--- HOW TO COMPLETE THIS TASK ---
Omitting all images, give the entries that follow again exactly as they read.
Start of RECORDS FOR THIS EXERCISE
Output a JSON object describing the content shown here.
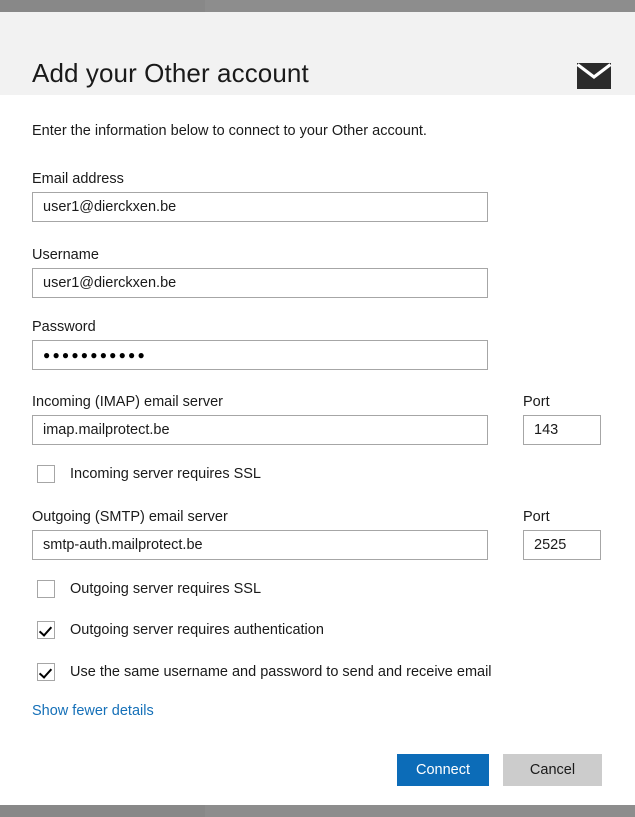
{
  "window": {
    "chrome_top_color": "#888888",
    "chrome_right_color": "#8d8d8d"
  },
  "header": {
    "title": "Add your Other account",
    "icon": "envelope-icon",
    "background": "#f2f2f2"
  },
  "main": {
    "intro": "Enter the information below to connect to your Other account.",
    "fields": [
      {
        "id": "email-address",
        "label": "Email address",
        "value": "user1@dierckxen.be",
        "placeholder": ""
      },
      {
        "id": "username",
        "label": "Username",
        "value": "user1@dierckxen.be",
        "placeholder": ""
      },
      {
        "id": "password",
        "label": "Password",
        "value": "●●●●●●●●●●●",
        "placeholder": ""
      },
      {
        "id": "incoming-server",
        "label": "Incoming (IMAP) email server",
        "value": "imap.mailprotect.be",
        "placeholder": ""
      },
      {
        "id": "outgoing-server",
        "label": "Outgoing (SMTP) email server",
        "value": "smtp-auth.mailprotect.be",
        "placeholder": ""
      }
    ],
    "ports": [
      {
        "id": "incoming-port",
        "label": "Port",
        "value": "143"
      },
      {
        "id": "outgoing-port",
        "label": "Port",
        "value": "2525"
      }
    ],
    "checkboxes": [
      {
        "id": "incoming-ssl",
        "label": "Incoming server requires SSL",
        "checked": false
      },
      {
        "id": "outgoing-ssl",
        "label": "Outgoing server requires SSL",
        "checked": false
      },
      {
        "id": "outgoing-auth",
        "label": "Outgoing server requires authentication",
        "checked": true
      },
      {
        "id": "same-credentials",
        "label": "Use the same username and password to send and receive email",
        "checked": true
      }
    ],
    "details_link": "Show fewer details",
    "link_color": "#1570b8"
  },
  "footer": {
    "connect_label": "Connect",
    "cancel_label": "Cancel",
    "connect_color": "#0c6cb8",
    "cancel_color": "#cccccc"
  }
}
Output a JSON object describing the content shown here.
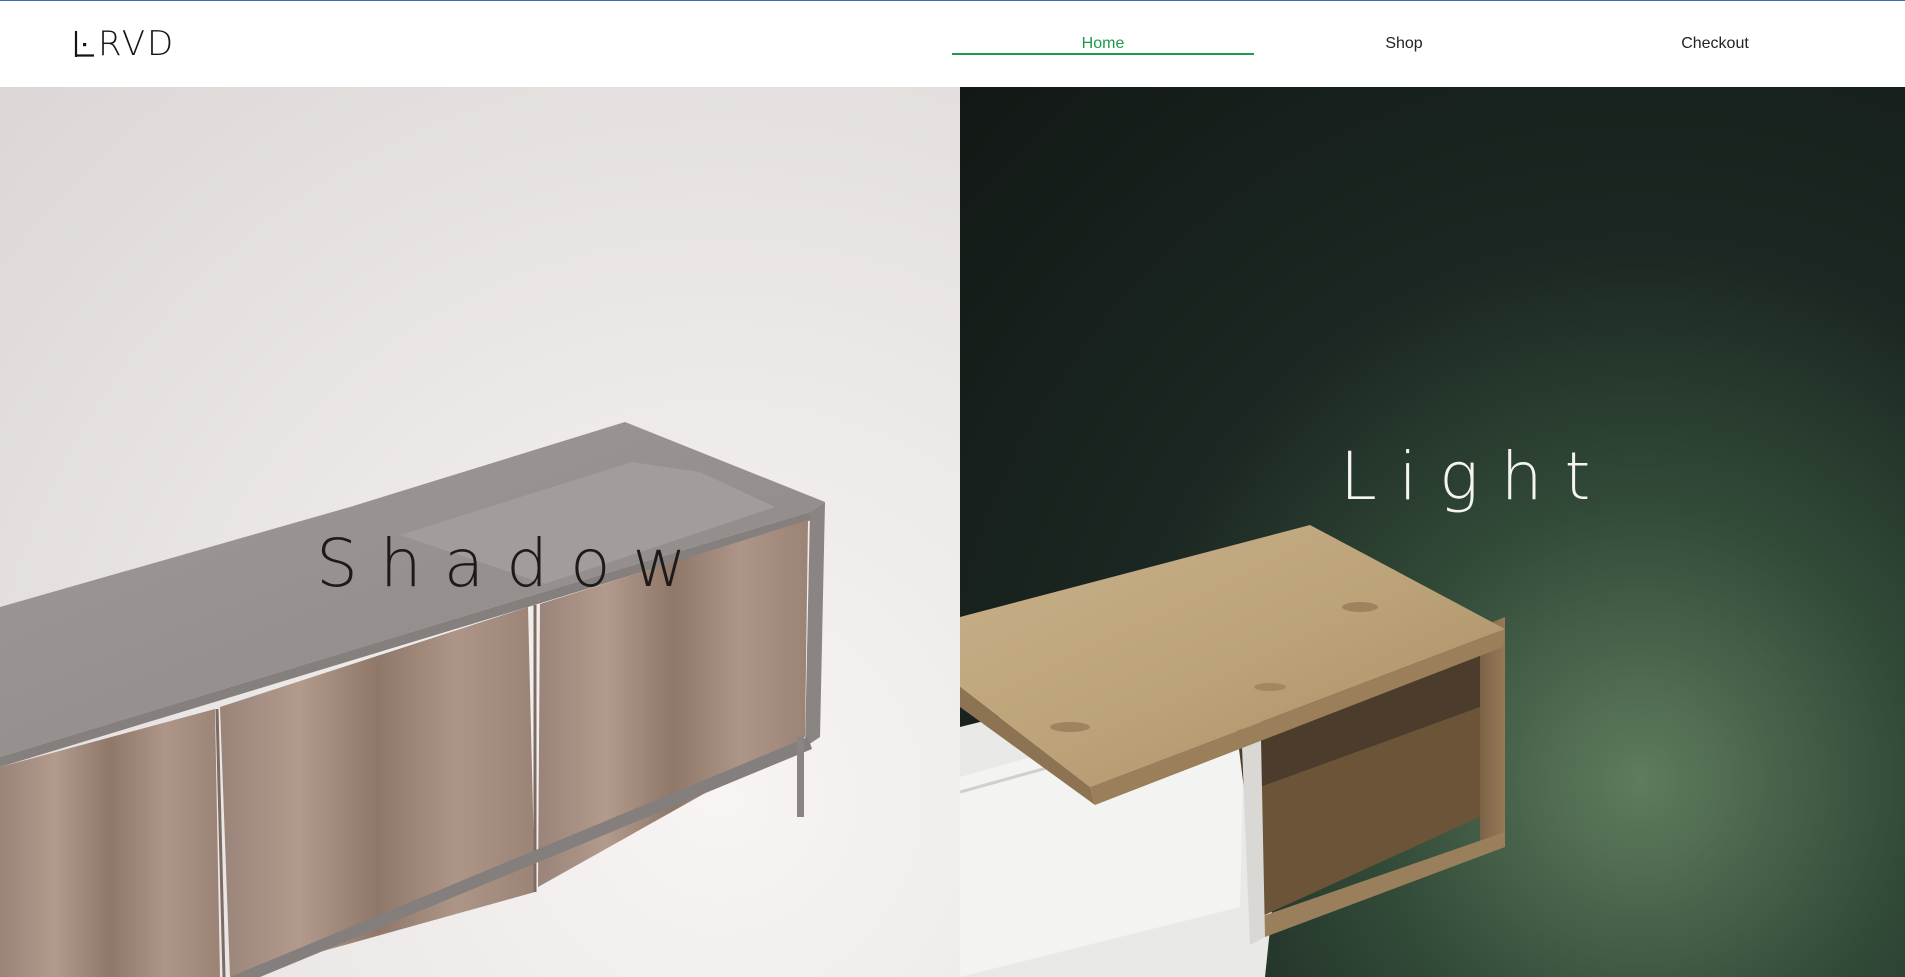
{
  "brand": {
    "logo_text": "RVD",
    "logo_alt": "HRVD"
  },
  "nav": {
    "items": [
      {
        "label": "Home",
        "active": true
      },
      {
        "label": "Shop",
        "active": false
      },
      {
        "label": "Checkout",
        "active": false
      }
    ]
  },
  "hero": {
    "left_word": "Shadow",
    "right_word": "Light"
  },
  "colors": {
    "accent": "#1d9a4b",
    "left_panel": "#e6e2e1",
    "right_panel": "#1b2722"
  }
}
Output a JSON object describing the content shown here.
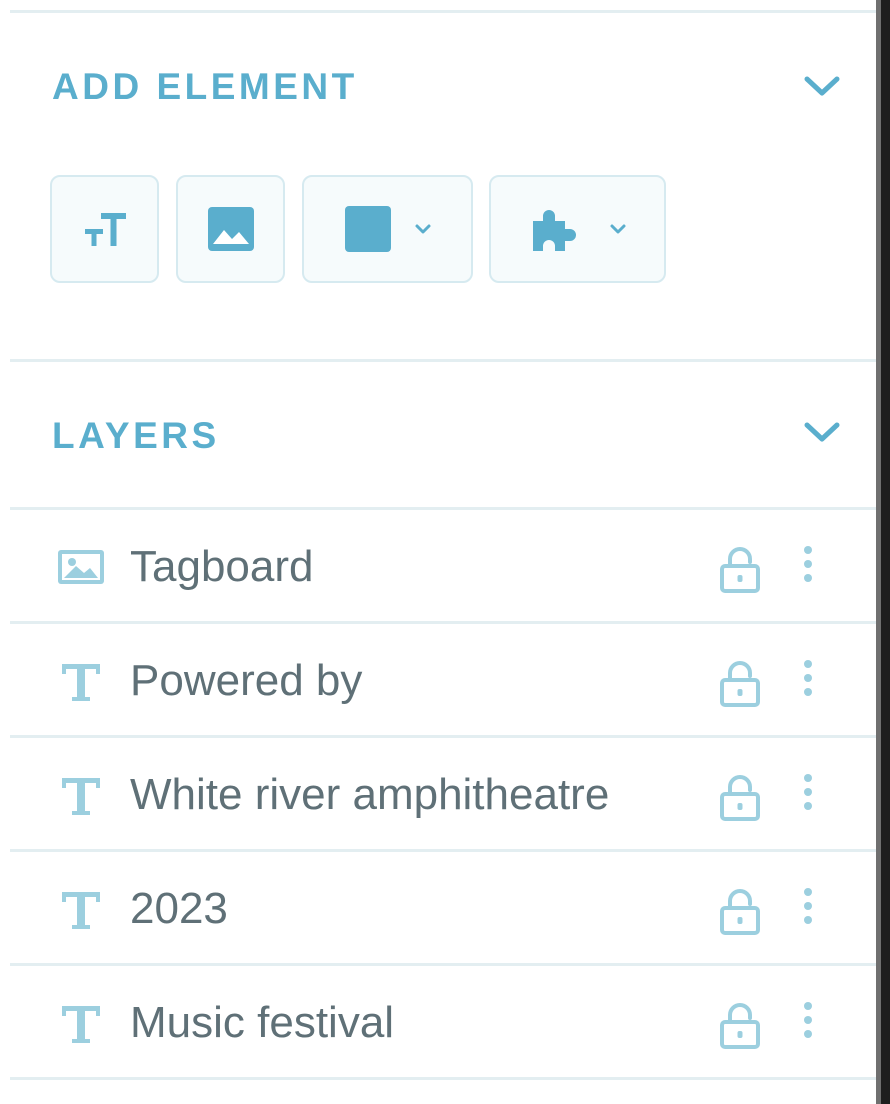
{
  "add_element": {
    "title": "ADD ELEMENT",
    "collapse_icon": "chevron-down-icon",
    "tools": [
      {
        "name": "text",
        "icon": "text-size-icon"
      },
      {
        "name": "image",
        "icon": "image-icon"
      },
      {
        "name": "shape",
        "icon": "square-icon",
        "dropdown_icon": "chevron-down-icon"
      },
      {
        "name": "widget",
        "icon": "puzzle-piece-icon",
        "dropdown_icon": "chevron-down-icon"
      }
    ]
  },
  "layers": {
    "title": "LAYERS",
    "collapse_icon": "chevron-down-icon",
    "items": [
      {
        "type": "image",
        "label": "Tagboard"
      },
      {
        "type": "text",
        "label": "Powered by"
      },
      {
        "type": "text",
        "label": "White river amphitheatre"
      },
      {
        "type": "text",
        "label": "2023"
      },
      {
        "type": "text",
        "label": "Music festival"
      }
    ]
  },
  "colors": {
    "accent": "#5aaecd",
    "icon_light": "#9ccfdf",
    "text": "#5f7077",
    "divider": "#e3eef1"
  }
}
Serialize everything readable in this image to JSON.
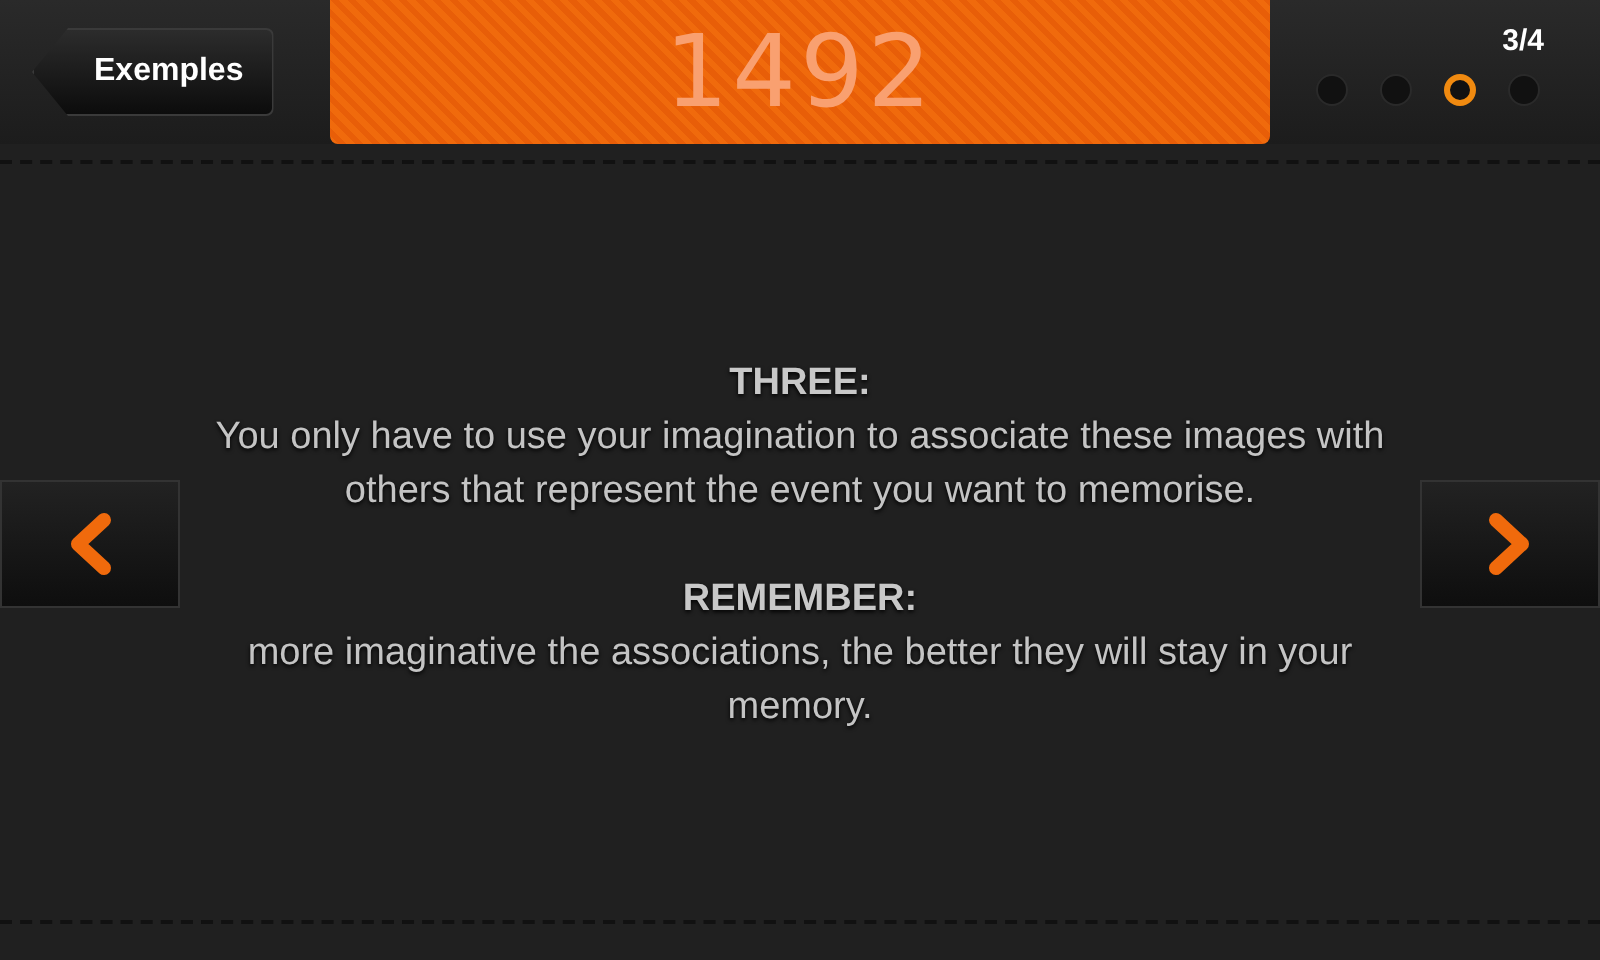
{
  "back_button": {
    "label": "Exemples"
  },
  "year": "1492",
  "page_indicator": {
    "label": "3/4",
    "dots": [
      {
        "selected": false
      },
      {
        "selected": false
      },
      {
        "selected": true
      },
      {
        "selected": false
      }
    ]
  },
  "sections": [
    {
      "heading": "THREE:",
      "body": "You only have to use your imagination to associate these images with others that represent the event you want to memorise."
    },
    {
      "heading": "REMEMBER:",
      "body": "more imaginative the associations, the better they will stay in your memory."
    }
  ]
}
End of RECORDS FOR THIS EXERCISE
--- OUTPUT OF THE EXERCISE ---
Output a JSON object describing the content shown here.
{
  "window": {
    "chrome_top_color": "#888888",
    "chrome_right_color": "#8d8d8d"
  },
  "header": {
    "title": "Add your Other account",
    "icon": "envelope-icon",
    "background": "#f2f2f2"
  },
  "main": {
    "intro": "Enter the information below to connect to your Other account.",
    "fields": [
      {
        "id": "email-address",
        "label": "Email address",
        "value": "user1@dierckxen.be",
        "placeholder": ""
      },
      {
        "id": "username",
        "label": "Username",
        "value": "user1@dierckxen.be",
        "placeholder": ""
      },
      {
        "id": "password",
        "label": "Password",
        "value": "●●●●●●●●●●●",
        "placeholder": ""
      },
      {
        "id": "incoming-server",
        "label": "Incoming (IMAP) email server",
        "value": "imap.mailprotect.be",
        "placeholder": ""
      },
      {
        "id": "outgoing-server",
        "label": "Outgoing (SMTP) email server",
        "value": "smtp-auth.mailprotect.be",
        "placeholder": ""
      }
    ],
    "ports": [
      {
        "id": "incoming-port",
        "label": "Port",
        "value": "143"
      },
      {
        "id": "outgoing-port",
        "label": "Port",
        "value": "2525"
      }
    ],
    "checkboxes": [
      {
        "id": "incoming-ssl",
        "label": "Incoming server requires SSL",
        "checked": false
      },
      {
        "id": "outgoing-ssl",
        "label": "Outgoing server requires SSL",
        "checked": false
      },
      {
        "id": "outgoing-auth",
        "label": "Outgoing server requires authentication",
        "checked": true
      },
      {
        "id": "same-credentials",
        "label": "Use the same username and password to send and receive email",
        "checked": true
      }
    ],
    "details_link": "Show fewer details",
    "link_color": "#1570b8"
  },
  "footer": {
    "connect_label": "Connect",
    "cancel_label": "Cancel",
    "connect_color": "#0c6cb8",
    "cancel_color": "#cccccc"
  }
}
Output a JSON object describing the content shown here.
{
  "brand": {
    "logo_text": "RVD",
    "logo_alt": "HRVD"
  },
  "nav": {
    "items": [
      {
        "label": "Home",
        "active": true
      },
      {
        "label": "Shop",
        "active": false
      },
      {
        "label": "Checkout",
        "active": false
      }
    ]
  },
  "hero": {
    "left_word": "Shadow",
    "right_word": "Light"
  },
  "colors": {
    "accent": "#1d9a4b",
    "left_panel": "#e6e2e1",
    "right_panel": "#1b2722"
  }
}
Output a JSON object describing the content shown here.
{
  "add_element": {
    "title": "ADD ELEMENT",
    "collapse_icon": "chevron-down-icon",
    "tools": [
      {
        "name": "text",
        "icon": "text-size-icon"
      },
      {
        "name": "image",
        "icon": "image-icon"
      },
      {
        "name": "shape",
        "icon": "square-icon",
        "dropdown_icon": "chevron-down-icon"
      },
      {
        "name": "widget",
        "icon": "puzzle-piece-icon",
        "dropdown_icon": "chevron-down-icon"
      }
    ]
  },
  "layers": {
    "title": "LAYERS",
    "collapse_icon": "chevron-down-icon",
    "items": [
      {
        "type": "image",
        "label": "Tagboard"
      },
      {
        "type": "text",
        "label": "Powered by"
      },
      {
        "type": "text",
        "label": "White river amphitheatre"
      },
      {
        "type": "text",
        "label": "2023"
      },
      {
        "type": "text",
        "label": "Music festival"
      }
    ]
  },
  "colors": {
    "accent": "#5aaecd",
    "icon_light": "#9ccfdf",
    "text": "#5f7077",
    "divider": "#e3eef1"
  }
}
Serialize everything readable in this image to JSON.
{
  "back_button": {
    "label": "Exemples"
  },
  "year": "1492",
  "page_indicator": {
    "label": "3/4",
    "dots": [
      {
        "selected": false
      },
      {
        "selected": false
      },
      {
        "selected": true
      },
      {
        "selected": false
      }
    ]
  },
  "sections": [
    {
      "heading": "THREE:",
      "body": "You only have to use your imagination to associate these images with others that represent the event you want to memorise."
    },
    {
      "heading": "REMEMBER:",
      "body": "more imaginative the associations, the better they will stay in your memory."
    }
  ]
}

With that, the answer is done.